> **Brief**: Filter this data down to the lines that hold "Connections", and copy them.

───── Data extract

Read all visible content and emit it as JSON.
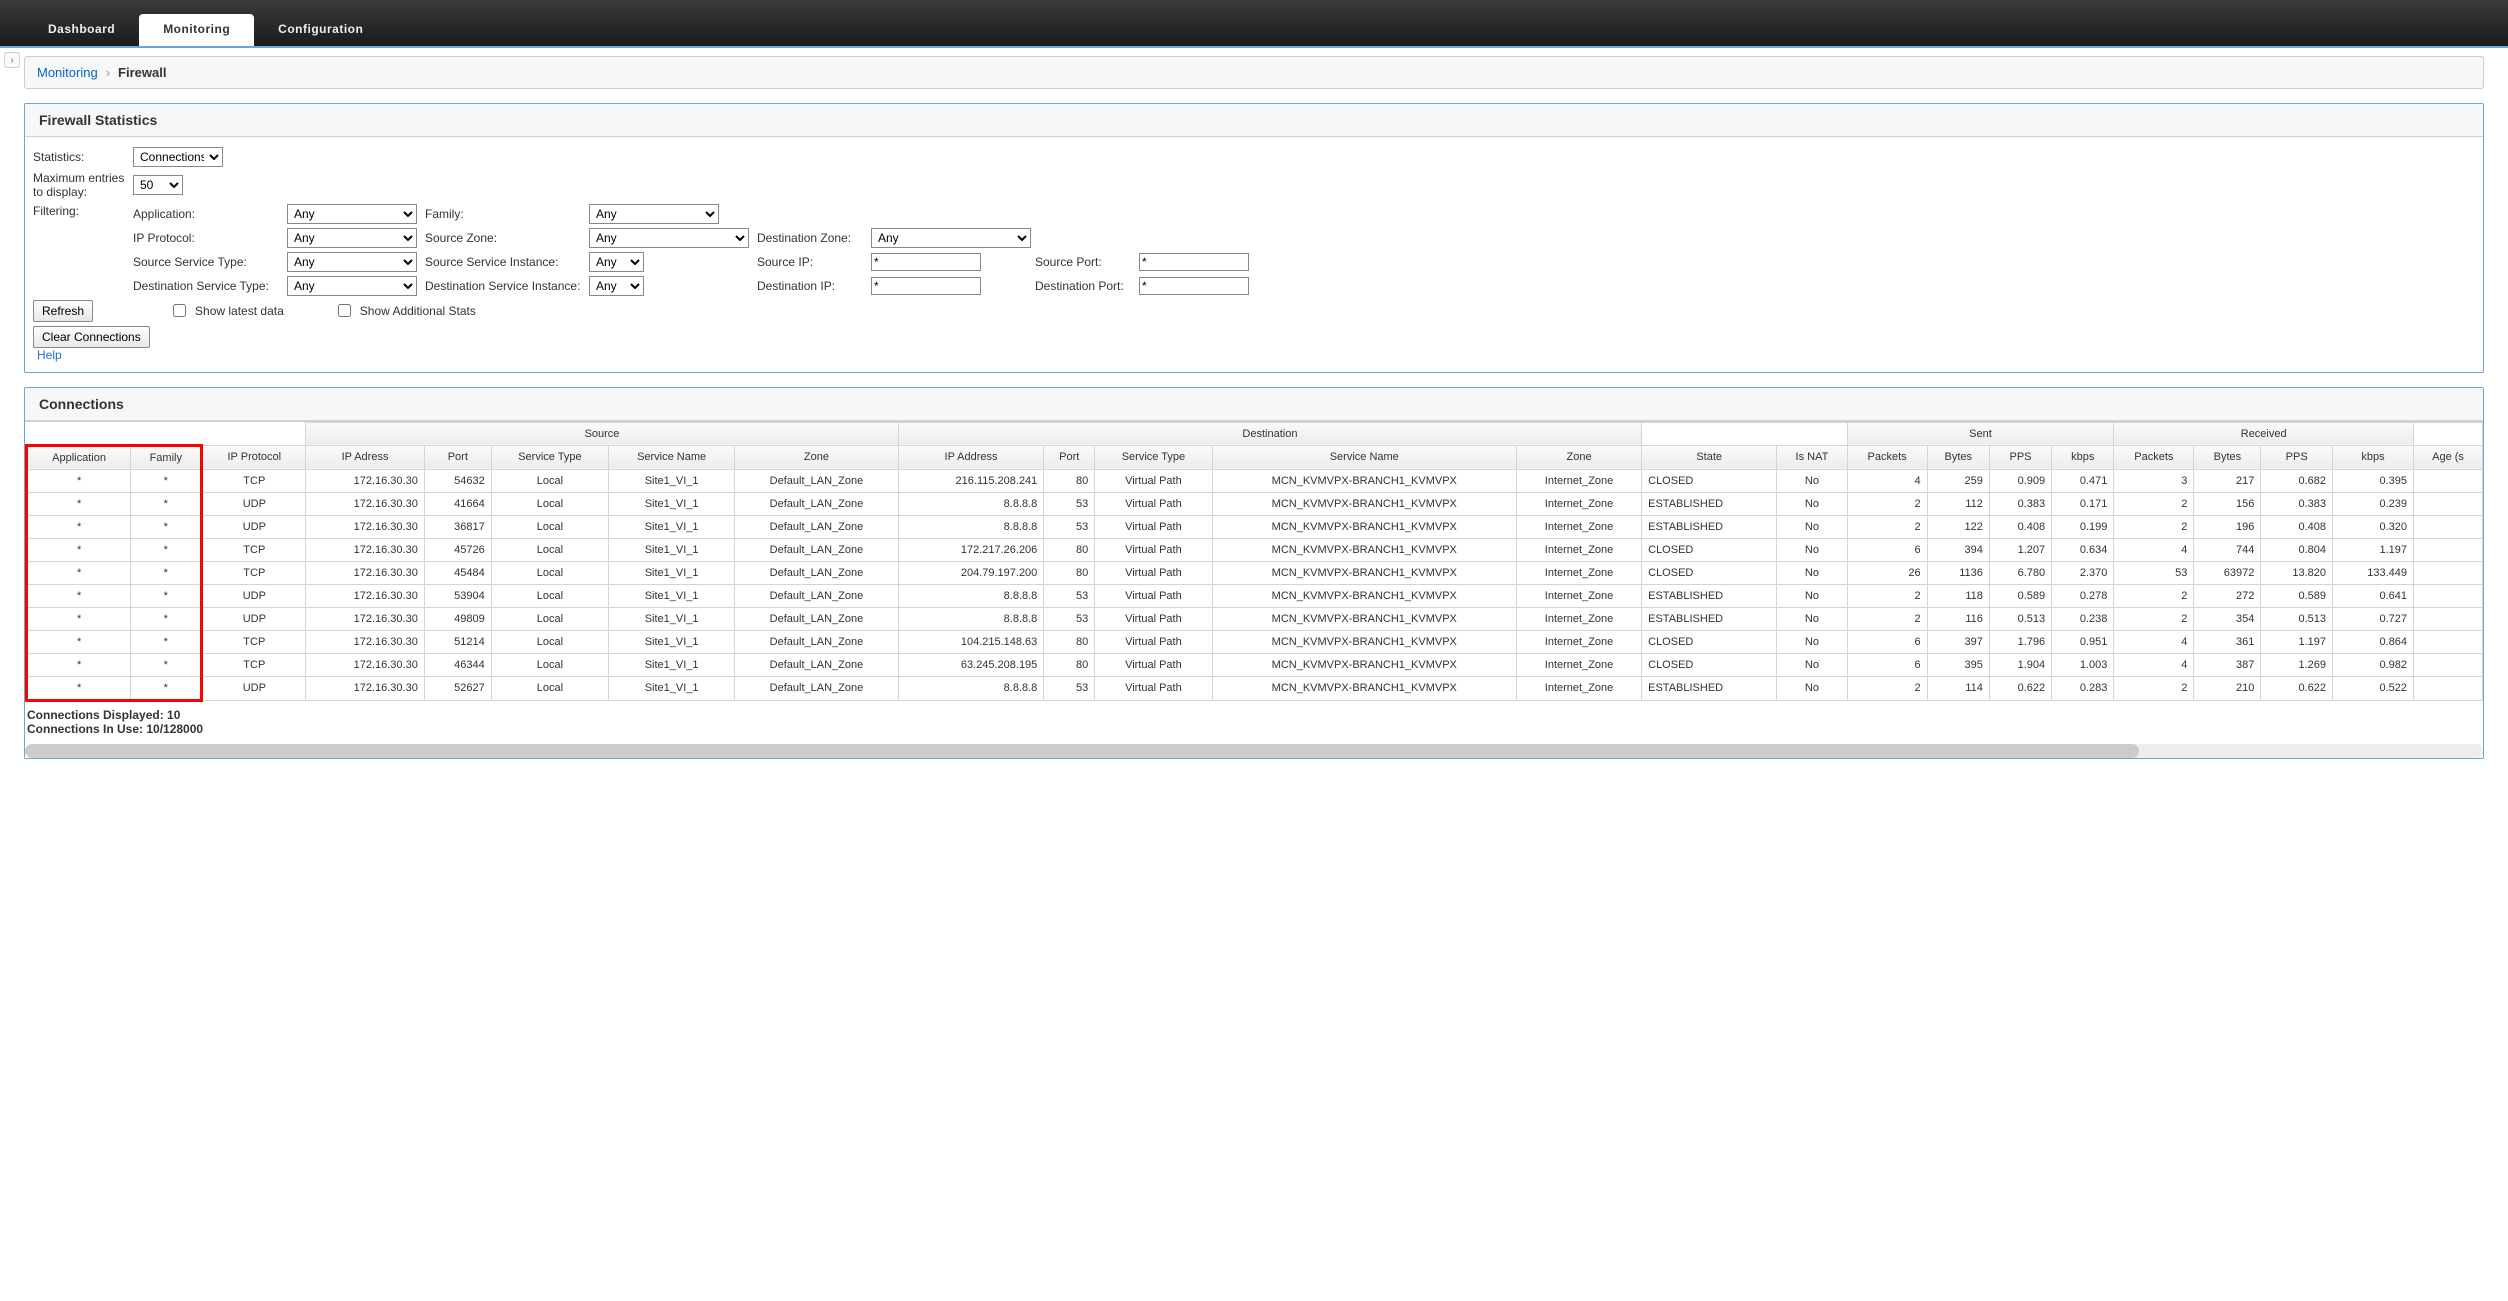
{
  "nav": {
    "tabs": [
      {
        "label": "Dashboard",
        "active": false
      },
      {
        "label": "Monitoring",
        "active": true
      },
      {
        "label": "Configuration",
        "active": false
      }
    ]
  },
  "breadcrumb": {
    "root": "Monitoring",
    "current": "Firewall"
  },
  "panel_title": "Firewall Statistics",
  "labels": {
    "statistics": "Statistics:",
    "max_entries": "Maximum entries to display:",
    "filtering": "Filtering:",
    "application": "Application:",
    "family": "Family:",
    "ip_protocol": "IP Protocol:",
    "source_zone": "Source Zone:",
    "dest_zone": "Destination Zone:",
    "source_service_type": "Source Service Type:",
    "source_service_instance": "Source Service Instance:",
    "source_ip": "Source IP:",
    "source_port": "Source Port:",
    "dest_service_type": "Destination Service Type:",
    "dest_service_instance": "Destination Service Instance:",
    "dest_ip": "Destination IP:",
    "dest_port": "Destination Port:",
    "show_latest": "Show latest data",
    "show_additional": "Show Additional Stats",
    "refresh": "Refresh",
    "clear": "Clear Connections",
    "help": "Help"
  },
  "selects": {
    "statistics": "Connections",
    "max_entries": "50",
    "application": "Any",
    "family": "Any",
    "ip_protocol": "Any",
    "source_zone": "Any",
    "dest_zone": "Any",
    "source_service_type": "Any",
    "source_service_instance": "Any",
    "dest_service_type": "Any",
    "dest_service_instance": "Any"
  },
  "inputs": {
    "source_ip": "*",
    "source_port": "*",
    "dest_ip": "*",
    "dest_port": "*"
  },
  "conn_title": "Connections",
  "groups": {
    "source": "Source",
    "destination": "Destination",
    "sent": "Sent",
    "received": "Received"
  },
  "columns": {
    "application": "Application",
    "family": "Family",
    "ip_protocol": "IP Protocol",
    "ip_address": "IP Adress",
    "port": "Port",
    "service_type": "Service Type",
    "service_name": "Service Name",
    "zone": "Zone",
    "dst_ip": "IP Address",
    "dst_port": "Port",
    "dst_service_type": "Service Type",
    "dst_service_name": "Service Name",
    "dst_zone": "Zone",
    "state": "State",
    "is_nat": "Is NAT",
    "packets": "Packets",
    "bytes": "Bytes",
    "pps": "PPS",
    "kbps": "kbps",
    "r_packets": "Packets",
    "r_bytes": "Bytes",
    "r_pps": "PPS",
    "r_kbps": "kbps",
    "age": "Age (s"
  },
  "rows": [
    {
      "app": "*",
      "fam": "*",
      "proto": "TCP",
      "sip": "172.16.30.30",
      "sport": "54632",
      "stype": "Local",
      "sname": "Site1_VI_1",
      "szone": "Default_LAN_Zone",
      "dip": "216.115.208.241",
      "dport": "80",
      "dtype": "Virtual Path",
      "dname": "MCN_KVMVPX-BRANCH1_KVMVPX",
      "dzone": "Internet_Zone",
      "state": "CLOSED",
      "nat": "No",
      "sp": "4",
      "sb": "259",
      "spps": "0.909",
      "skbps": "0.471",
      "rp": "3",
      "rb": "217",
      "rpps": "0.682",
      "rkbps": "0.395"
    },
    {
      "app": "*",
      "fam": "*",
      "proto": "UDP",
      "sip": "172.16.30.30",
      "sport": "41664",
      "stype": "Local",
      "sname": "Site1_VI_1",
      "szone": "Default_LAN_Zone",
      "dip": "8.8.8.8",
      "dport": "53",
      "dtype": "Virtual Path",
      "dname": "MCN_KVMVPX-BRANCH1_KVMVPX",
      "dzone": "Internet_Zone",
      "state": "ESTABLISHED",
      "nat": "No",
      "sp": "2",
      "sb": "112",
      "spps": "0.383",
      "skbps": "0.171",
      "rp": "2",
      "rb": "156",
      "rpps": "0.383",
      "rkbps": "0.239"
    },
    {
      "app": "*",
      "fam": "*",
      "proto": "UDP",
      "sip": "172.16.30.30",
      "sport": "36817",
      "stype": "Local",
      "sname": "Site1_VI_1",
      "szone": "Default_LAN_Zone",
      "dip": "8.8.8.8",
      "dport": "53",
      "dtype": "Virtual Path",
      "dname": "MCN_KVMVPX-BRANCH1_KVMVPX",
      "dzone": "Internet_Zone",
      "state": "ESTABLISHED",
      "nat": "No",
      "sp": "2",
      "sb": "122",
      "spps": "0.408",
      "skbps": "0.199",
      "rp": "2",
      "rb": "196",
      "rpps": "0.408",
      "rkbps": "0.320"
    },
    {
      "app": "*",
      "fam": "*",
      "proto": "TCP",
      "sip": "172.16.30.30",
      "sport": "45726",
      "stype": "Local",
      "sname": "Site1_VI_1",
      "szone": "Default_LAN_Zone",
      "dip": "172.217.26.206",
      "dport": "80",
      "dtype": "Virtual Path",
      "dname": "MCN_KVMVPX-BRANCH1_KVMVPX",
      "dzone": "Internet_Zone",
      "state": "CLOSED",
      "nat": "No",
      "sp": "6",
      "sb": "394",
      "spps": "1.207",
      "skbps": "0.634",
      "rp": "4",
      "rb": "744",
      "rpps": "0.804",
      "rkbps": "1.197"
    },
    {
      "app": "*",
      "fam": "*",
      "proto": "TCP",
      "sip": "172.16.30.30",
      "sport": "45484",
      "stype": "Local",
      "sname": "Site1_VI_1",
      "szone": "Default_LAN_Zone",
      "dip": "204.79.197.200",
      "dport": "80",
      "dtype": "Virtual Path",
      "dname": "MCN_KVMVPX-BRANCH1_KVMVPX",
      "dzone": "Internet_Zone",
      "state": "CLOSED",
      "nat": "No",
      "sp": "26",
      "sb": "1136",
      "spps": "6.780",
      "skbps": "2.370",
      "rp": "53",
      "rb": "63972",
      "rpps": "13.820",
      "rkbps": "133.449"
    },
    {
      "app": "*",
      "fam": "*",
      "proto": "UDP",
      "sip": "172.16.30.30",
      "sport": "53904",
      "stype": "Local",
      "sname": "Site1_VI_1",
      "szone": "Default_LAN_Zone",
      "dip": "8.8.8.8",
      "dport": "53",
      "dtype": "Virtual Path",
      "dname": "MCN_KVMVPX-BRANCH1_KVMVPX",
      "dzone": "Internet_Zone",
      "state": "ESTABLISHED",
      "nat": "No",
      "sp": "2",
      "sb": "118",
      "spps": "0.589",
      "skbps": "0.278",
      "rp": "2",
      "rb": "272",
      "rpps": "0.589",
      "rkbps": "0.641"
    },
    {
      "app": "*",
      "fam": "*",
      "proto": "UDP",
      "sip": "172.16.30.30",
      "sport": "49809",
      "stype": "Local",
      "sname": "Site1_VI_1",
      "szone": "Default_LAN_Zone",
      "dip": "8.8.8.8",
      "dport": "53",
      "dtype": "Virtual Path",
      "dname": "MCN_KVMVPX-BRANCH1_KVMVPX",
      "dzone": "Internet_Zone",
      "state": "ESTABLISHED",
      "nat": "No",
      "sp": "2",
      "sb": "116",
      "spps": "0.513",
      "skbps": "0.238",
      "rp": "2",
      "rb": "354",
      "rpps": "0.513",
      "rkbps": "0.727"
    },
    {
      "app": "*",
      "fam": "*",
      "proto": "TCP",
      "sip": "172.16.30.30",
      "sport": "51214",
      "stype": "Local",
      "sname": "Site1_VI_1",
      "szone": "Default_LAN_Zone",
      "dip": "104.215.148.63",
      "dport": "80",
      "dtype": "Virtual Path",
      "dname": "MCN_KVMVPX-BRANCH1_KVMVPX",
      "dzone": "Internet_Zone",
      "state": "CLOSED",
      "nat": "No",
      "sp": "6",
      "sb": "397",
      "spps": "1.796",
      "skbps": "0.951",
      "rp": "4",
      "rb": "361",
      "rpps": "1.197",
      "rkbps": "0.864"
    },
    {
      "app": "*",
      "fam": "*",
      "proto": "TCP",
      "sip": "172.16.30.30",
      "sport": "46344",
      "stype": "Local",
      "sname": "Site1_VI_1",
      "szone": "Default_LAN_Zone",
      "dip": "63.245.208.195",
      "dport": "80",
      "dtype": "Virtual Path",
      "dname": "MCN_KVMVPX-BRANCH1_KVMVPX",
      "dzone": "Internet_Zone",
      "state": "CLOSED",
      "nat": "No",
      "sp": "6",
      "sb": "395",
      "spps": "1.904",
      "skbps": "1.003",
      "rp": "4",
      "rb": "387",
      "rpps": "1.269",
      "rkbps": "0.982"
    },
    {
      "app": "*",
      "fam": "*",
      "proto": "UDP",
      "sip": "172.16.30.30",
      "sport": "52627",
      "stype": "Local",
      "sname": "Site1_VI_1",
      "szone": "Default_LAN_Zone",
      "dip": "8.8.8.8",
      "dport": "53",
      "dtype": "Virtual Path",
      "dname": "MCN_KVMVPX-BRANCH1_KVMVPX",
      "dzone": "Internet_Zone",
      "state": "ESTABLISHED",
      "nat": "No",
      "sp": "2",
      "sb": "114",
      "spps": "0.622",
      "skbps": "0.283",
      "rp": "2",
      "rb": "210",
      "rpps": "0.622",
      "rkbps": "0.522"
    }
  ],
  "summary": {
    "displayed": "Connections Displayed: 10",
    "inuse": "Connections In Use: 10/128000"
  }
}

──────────
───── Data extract

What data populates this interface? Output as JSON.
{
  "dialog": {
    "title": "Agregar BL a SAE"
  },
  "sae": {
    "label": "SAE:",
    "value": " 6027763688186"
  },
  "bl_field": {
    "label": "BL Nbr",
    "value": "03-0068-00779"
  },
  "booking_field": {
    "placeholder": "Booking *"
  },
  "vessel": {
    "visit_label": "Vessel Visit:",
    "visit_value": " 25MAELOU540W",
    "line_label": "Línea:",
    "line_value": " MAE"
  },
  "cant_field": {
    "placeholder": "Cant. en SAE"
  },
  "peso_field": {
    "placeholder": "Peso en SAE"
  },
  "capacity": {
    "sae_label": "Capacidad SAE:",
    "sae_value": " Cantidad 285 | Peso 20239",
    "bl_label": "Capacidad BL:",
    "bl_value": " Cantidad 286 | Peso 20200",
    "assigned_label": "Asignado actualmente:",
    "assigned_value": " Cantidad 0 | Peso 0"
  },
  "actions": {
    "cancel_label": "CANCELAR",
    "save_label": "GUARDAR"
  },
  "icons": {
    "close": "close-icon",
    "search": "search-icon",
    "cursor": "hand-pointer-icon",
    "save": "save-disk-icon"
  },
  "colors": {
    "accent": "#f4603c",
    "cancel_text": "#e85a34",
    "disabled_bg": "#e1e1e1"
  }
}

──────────

> **Problem solution**:
    "clear": "Clear Connections",
    "statistics": "Connections",
  "conn_title": "Connections",
    "displayed": "Connections Displayed: 10",
    "inuse": "Connections In Use: 10/128000"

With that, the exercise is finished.